Students before me had already laid the pathway of service, and I wanted to spend the rest of my life living up to the standard of being an Aggie. When I looked around, I saw student government as a way to do that.
What was it like campaigning for student body president knowing a female had never been elected?
I knew there would be people who doubted me, but I was confident that if I had the right vision and message, I could be elected. I didn’t run to prove any political ideology but rather to show that Texas A&M elevates everyone.
We held rallies, knocked on a lot of doors and worked hard to ensure students knew I wanted to be a leader who heard and amplified their voices and needs. I think people saw that I was driven to serve every student, so the fact that I was the first female was a small detail in the bigger picture of an effective, impactful campaign.
What motivates you to dedicate your life to public policy?
Every day, I am motivated by the opportunity to help more people achieve the American dream. It often takes years of labor in the public policy trenches to see change come to fruition, but it’s worth it to see people’s lives change for the better.
The biggest lesson I learned as student body president was to always find a way to serve others. Think big about how you can do that, but always stay rooted in your values. The method of how we serve others changes frequently, but why we serve should remain steadfast. The Aggies who served our country, including friends of mine who lost their lives in Iraq and Afghanistan, remind me of the bigger fight we all have a part in. My battle is very different than those brave men and women, but I am still called to the arena to serve our country.

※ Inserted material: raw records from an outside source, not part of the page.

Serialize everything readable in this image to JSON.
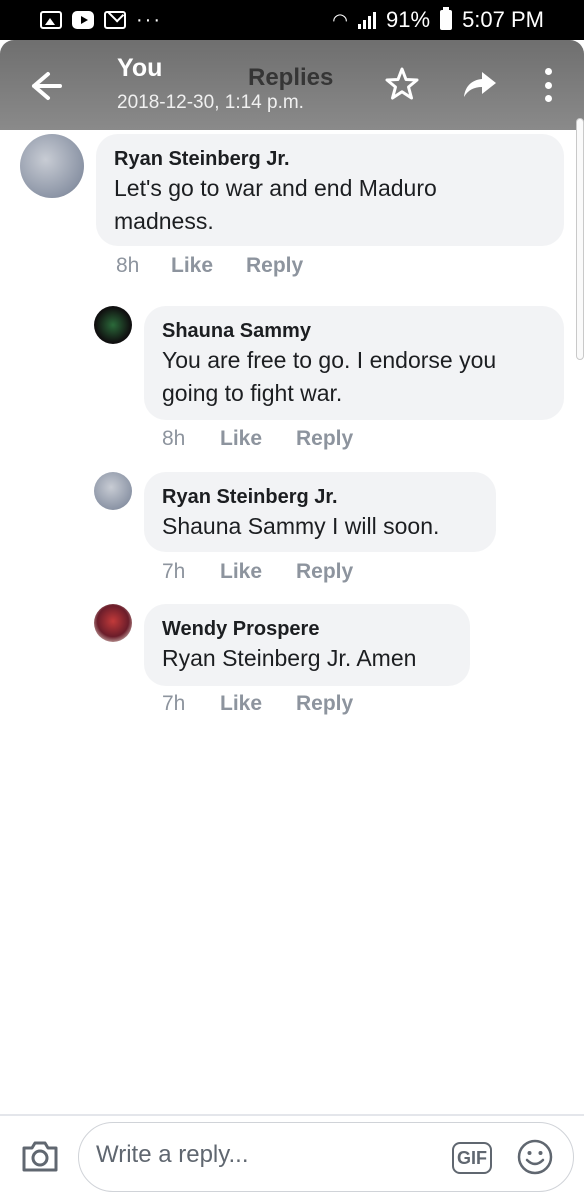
{
  "status_bar": {
    "battery": "91%",
    "time": "5:07 PM",
    "dots": "···"
  },
  "header": {
    "title": "You",
    "subtitle": "Replies",
    "date": "2018-12-30, 1:14 p.m.",
    "back_icon": "back-arrow-icon",
    "star_icon": "star-icon",
    "share_icon": "share-icon",
    "more_icon": "more-vertical-icon"
  },
  "comments": [
    {
      "name": "Ryan Steinberg Jr.",
      "text": "Let's go to war and end Maduro madness.",
      "time": "8h",
      "like": "Like",
      "reply": "Reply"
    },
    {
      "name": "Shauna Sammy",
      "text": "You are free to go. I endorse you going to fight war.",
      "time": "8h",
      "like": "Like",
      "reply": "Reply"
    },
    {
      "name": "Ryan Steinberg Jr.",
      "text": "Shauna Sammy I will soon.",
      "time": "7h",
      "like": "Like",
      "reply": "Reply"
    },
    {
      "name": "Wendy Prospere",
      "text": "Ryan Steinberg Jr. Amen",
      "time": "7h",
      "like": "Like",
      "reply": "Reply"
    }
  ],
  "reply_bar": {
    "placeholder": "Write a reply...",
    "gif_label": "GIF"
  },
  "colors": {
    "bubble": "#f2f3f5",
    "meta_text": "#8d949e",
    "header": "#7a7a7a"
  }
}
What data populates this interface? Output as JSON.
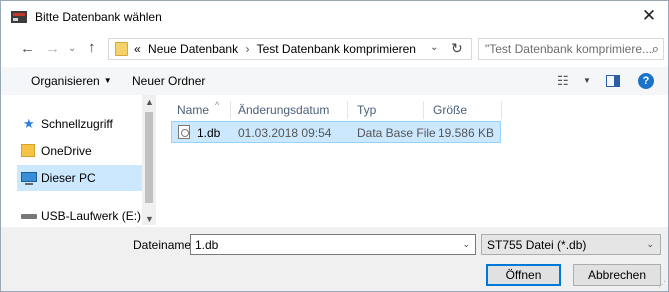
{
  "window": {
    "title": "Bitte Datenbank wählen"
  },
  "address": {
    "crumbs": [
      "«",
      "Neue Datenbank",
      "Test Datenbank komprimieren"
    ],
    "separator": "›"
  },
  "search": {
    "placeholder": "\"Test Datenbank komprimiere..."
  },
  "toolbar": {
    "organize_label": "Organisieren",
    "new_folder_label": "Neuer Ordner"
  },
  "nav": {
    "items": [
      {
        "label": "Schnellzugriff",
        "icon": "star-icon"
      },
      {
        "label": "OneDrive",
        "icon": "onedrive-folder-icon"
      },
      {
        "label": "Dieser PC",
        "icon": "pc-icon",
        "selected": true
      },
      {
        "label": "USB-Laufwerk (E:)",
        "icon": "usb-drive-icon"
      }
    ]
  },
  "filelist": {
    "columns": [
      "Name",
      "Änderungsdatum",
      "Typ",
      "Größe"
    ],
    "rows": [
      {
        "name": "1.db",
        "date": "01.03.2018 09:54",
        "type": "Data Base File",
        "size": "19.586 KB"
      }
    ]
  },
  "bottom": {
    "filename_label": "Dateiname:",
    "filename_value": "1.db",
    "filetype_value": "ST755 Datei (*.db)",
    "open_label": "Öffnen",
    "cancel_label": "Abbrechen"
  },
  "colors": {
    "selection": "#cce8ff",
    "accent": "#0078d7"
  }
}
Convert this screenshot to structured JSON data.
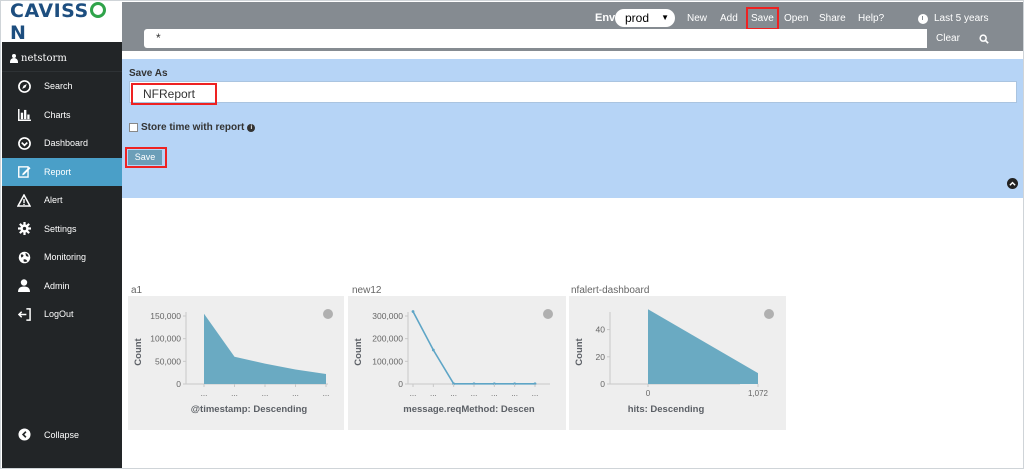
{
  "logo": {
    "before": "CAVISS",
    "after": "N"
  },
  "user": {
    "name": "netstorm"
  },
  "sidebar": {
    "items": [
      {
        "label": "Search",
        "icon": "compass-icon"
      },
      {
        "label": "Charts",
        "icon": "bar-chart-icon"
      },
      {
        "label": "Dashboard",
        "icon": "gauge-icon"
      },
      {
        "label": "Report",
        "icon": "edit-icon",
        "active": true
      },
      {
        "label": "Alert",
        "icon": "warning-icon"
      },
      {
        "label": "Settings",
        "icon": "gear-icon"
      },
      {
        "label": "Monitoring",
        "icon": "globe-icon"
      },
      {
        "label": "Admin",
        "icon": "user-icon"
      },
      {
        "label": "LogOut",
        "icon": "logout-icon"
      }
    ],
    "collapse_label": "Collapse"
  },
  "topbar": {
    "env_label": "Env",
    "env_value": "prod",
    "menu": {
      "new": "New",
      "add": "Add",
      "save": "Save",
      "open": "Open",
      "share": "Share",
      "help": "Help?"
    },
    "time_range": "Last 5 years",
    "query": "*",
    "clear_label": "Clear"
  },
  "save_panel": {
    "title": "Save As",
    "name_value": "NFReport",
    "store_time_label": "Store time with report",
    "save_button": "Save"
  },
  "panels": [
    {
      "title": "a1",
      "y_label": "Count",
      "x_label": "@timestamp: Descending"
    },
    {
      "title": "new12",
      "y_label": "Count",
      "x_label": "message.reqMethod: Descen"
    },
    {
      "title": "nfalert-dashboard",
      "y_label": "Count",
      "x_label": "hits: Descending"
    }
  ],
  "chart_data": [
    {
      "type": "area",
      "ylabel": "Count",
      "xlabel": "@timestamp: Descending",
      "y_ticks": [
        "150,000",
        "100,000",
        "50,000",
        "0"
      ],
      "ylim": [
        0,
        150000
      ],
      "x_ticks": [
        "...",
        "...",
        "...",
        "...",
        "..."
      ],
      "x": [
        0,
        1,
        2,
        3,
        4
      ],
      "values": [
        155000,
        60000,
        45000,
        32000,
        22000
      ],
      "color": "#6aaac2"
    },
    {
      "type": "line",
      "ylabel": "Count",
      "xlabel": "message.reqMethod: Descen",
      "y_ticks": [
        "300,000",
        "200,000",
        "100,000",
        "0"
      ],
      "ylim": [
        0,
        300000
      ],
      "x_ticks": [
        "...",
        "...",
        "...",
        "...",
        "...",
        "...",
        "..."
      ],
      "x": [
        0,
        1,
        2,
        3,
        4,
        5,
        6
      ],
      "values": [
        320000,
        150000,
        1000,
        1000,
        1000,
        1000,
        1000
      ],
      "color": "#5ea5c6"
    },
    {
      "type": "area",
      "ylabel": "Count",
      "xlabel": "hits: Descending",
      "y_ticks": [
        "40",
        "20",
        "0"
      ],
      "ylim": [
        0,
        50
      ],
      "x_ticks": [
        "0",
        "1,072"
      ],
      "x": [
        0,
        1072
      ],
      "values": [
        55,
        8
      ],
      "color": "#6aaac2"
    }
  ]
}
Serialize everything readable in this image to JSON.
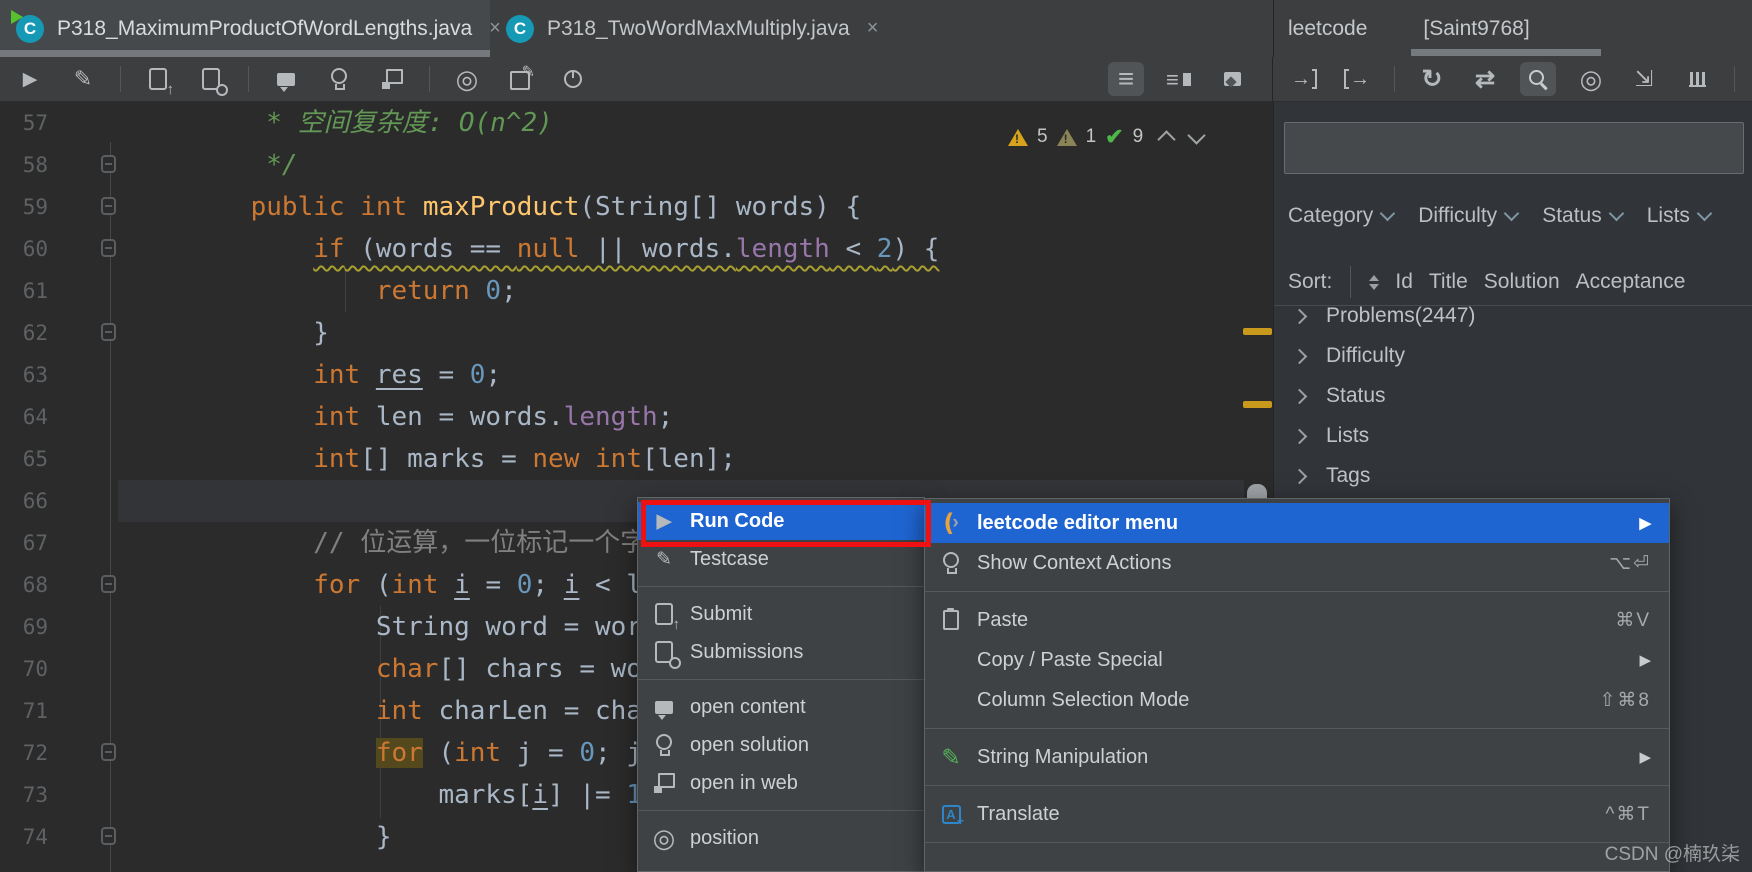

How have your student government experiences helped you excel in your career?
Student government taught me the importance of surrounding myself with people who will challenge me while also developing a deep love and respect for each other. I was grateful every day to serve others while working with people who shared my values. We also had a lot of fun along the way.
While the stakes were a little higher at the White House, the values and purpose I had while in student government are the same. At Texas A&M, our focus was on Aggies. In the White House, our focus was on Americans and preserving the American dream. Our mission was to fight for those we represent, and we do that through selfless service both in Washington, D.C., and in Aggieland.
About Brooke Rollins ’94
After earning her bachelor’s in agricultural development from Texas A&M and a law degree from The University of Texas, both with honors, Brooke Rollins ’94 served as Gov. Rick Perry’s policy director. She then grew the Texas Public Policy Foundation, a political policy think tank, from a fledgling organization to a highly influential policy group.
In 2018, Rollins was recruited to run the White House’s Office of American Innovation and ultimately the Domestic Policy Council. She then founded and is now the president and CEO of the America First Policy Institute, a nonprofit, nonpartisan research institute. She and her husband, Mark ’94, currently reside in Fort Worth, Texas, and spend a majority of their free time taxiing their four children to baseball games, cattle shows, piano lessons and Aggie football games.